Creating Practices for Youth Wrestling

Posted on Apr 21, 2010 in Practices

When running practices for our youth team, we have to walk a fine line between demonstrating and letting the kids learn as they go. With too little guidance they miss key points and can’t participate fully. But, we lose their attention if we drag the instruction out too long. We address this challenge by breaking our basic practice into 5 parts with a 10 minute warm-up, three 20-minute learning blocks and 10 minutes the end for games and fun. We also mix in two 5 minute water breaks after blocks 1 and 2.

We do a dynamic warm-up and vary it slightly during the season by introducing new skills and exercises. The heart of practice and often the toughest part comes during the learning blocks.  The key for us is to move fast enough and provide enough interactivity to keep the kids engaged but also take enough time so they understand the positions and techniques we are showing. This is also the area of practice that most evolves as the season progresses.
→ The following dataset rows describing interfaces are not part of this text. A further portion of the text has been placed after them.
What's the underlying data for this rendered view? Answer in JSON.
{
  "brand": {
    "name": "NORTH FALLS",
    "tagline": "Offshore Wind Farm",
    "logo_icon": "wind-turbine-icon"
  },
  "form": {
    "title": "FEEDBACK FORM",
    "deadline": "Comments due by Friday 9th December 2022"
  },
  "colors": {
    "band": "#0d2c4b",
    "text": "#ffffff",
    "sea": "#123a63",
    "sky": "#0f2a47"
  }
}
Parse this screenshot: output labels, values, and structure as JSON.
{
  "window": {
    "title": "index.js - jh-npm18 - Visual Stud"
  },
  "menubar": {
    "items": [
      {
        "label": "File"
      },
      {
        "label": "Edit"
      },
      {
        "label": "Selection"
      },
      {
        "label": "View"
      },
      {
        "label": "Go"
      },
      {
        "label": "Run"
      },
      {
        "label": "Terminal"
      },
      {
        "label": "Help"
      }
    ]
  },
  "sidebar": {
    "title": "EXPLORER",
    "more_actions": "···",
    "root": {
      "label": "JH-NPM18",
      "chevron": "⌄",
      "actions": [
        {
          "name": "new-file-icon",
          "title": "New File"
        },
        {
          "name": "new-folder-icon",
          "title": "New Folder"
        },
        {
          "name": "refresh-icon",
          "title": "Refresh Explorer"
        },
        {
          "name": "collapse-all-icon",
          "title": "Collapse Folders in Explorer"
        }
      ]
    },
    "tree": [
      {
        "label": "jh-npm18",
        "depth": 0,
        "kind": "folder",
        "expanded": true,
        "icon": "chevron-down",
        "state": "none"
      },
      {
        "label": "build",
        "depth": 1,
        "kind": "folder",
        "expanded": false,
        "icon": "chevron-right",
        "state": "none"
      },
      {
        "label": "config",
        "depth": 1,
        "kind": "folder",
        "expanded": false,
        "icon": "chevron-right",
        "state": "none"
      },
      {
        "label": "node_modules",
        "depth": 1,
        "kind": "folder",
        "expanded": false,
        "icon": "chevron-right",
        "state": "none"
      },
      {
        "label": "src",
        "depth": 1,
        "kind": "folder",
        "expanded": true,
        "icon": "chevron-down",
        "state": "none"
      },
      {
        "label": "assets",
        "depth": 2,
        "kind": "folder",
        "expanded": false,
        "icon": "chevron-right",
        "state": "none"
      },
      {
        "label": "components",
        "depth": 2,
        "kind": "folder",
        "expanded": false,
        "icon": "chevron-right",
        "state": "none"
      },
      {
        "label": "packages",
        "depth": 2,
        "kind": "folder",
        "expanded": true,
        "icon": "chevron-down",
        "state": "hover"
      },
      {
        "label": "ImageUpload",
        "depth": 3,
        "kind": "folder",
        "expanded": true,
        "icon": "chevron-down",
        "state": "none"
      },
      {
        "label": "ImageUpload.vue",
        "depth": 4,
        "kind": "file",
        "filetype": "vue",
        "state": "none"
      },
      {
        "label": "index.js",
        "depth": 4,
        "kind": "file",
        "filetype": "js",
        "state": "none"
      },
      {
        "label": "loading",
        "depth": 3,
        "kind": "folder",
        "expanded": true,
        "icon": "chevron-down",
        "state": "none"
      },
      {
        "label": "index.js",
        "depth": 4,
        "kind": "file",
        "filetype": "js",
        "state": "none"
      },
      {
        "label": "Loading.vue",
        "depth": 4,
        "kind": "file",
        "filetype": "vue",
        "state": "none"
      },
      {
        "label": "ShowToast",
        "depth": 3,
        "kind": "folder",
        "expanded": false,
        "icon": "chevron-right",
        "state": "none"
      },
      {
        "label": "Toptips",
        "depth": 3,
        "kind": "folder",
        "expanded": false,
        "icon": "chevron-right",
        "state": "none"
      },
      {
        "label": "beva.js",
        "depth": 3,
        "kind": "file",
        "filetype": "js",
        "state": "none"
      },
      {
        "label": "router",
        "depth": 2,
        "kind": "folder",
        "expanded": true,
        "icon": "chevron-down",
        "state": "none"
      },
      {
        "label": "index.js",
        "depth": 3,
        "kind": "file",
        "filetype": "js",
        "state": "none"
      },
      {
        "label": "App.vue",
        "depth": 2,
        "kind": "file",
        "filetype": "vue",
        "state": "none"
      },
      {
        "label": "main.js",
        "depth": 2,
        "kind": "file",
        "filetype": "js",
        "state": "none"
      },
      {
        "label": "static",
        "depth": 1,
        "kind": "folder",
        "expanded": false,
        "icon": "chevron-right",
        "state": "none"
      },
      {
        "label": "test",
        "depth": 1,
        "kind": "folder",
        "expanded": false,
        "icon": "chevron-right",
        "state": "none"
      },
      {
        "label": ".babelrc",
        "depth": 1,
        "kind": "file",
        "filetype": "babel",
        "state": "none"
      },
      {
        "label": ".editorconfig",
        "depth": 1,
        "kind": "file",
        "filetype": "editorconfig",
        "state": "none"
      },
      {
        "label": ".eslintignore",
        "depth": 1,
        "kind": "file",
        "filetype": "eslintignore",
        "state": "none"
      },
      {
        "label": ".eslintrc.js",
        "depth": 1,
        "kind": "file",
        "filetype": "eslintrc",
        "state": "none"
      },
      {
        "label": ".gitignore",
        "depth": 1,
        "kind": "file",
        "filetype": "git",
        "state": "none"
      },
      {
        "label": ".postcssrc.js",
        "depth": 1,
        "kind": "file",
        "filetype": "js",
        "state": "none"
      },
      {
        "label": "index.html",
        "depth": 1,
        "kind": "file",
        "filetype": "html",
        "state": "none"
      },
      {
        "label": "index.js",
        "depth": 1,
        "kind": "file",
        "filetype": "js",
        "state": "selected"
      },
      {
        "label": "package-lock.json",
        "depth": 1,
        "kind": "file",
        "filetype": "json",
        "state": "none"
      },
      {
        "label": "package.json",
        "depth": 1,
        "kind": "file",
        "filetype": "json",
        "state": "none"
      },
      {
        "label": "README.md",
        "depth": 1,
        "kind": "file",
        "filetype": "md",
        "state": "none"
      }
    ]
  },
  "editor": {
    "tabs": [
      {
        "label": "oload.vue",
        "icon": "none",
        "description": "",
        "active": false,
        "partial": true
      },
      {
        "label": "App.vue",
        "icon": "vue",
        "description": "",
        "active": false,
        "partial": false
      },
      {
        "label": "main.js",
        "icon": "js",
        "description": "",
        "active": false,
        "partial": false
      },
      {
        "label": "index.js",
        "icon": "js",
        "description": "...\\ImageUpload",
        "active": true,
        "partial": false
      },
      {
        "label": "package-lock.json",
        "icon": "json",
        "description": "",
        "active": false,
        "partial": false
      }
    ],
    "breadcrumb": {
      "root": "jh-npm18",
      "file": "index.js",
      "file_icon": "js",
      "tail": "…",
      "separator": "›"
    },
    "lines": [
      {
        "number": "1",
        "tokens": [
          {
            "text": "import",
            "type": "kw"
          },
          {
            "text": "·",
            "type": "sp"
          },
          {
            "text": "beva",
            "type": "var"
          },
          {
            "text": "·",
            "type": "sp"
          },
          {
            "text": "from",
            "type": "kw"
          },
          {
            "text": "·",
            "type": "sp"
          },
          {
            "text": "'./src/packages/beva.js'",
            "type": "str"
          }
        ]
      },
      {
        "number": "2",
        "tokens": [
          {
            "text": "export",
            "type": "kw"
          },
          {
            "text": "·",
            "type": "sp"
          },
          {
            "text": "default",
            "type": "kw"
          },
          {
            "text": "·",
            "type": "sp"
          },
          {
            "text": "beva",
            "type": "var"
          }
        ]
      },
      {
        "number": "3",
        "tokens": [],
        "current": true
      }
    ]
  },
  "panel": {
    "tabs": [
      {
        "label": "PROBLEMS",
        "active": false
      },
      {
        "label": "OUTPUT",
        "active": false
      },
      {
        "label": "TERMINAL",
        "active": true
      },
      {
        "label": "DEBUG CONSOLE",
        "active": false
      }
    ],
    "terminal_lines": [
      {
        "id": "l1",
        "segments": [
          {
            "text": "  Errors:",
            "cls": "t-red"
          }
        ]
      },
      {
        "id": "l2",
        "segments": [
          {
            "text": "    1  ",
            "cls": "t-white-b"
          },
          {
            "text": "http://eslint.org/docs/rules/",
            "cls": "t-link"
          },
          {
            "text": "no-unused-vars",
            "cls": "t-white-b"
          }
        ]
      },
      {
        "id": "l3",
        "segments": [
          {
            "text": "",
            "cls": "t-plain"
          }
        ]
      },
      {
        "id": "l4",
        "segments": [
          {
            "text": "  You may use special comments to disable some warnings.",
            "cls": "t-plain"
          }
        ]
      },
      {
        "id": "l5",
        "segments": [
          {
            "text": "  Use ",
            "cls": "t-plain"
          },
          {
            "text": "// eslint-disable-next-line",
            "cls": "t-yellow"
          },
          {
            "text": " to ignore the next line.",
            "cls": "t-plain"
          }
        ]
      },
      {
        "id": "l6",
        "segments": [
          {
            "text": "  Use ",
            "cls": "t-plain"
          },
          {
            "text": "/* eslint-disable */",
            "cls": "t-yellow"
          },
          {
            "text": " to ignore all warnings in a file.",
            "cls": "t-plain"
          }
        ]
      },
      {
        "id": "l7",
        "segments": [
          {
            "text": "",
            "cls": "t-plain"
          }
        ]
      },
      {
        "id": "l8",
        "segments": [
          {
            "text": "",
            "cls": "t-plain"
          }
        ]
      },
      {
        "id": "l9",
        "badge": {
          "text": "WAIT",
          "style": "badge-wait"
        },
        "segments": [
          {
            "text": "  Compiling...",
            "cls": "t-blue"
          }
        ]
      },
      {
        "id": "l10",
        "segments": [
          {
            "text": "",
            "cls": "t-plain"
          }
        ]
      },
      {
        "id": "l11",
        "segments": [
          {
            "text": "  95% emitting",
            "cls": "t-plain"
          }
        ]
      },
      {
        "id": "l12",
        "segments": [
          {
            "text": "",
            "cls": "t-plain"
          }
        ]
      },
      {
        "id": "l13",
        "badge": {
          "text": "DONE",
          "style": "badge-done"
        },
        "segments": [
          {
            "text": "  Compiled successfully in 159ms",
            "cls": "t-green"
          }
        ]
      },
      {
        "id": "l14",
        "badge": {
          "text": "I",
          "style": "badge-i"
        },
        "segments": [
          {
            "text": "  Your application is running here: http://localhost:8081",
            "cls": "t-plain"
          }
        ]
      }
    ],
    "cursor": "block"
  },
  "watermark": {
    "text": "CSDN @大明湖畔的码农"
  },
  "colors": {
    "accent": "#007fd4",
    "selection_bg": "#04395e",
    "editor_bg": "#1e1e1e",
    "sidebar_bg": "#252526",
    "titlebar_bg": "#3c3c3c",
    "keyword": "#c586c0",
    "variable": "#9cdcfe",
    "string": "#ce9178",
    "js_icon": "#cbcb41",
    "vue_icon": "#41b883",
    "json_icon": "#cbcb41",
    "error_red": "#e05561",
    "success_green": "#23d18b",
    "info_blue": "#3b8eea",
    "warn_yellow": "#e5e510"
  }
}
Early in the year we may have 10 minutes of instruction and demonstration, followed by 5 minutes of drilling and 5 minutes of a related game. Toward the end of the season, those blocks may shift to 5 minutes of drilling, 5 minutes of a related game and 10 minutes of live wrestling or situational wrestling. We may also eliminate one of the blocks during the practice and use that time to play “king of the mat” or to have round robin live wrestling.

There can also be downsides to taking such a structured approach. Sometimes we need to stretch an instruction period past 10 or even 15 minutes. And other times the kids just need to do something different. At those times, flexibility is critical. We are willing to deviate from the plan and spend extra time  on instruction or break into relay race competition. This “structured flexibility” enables us to keep the kids engaged and having fun.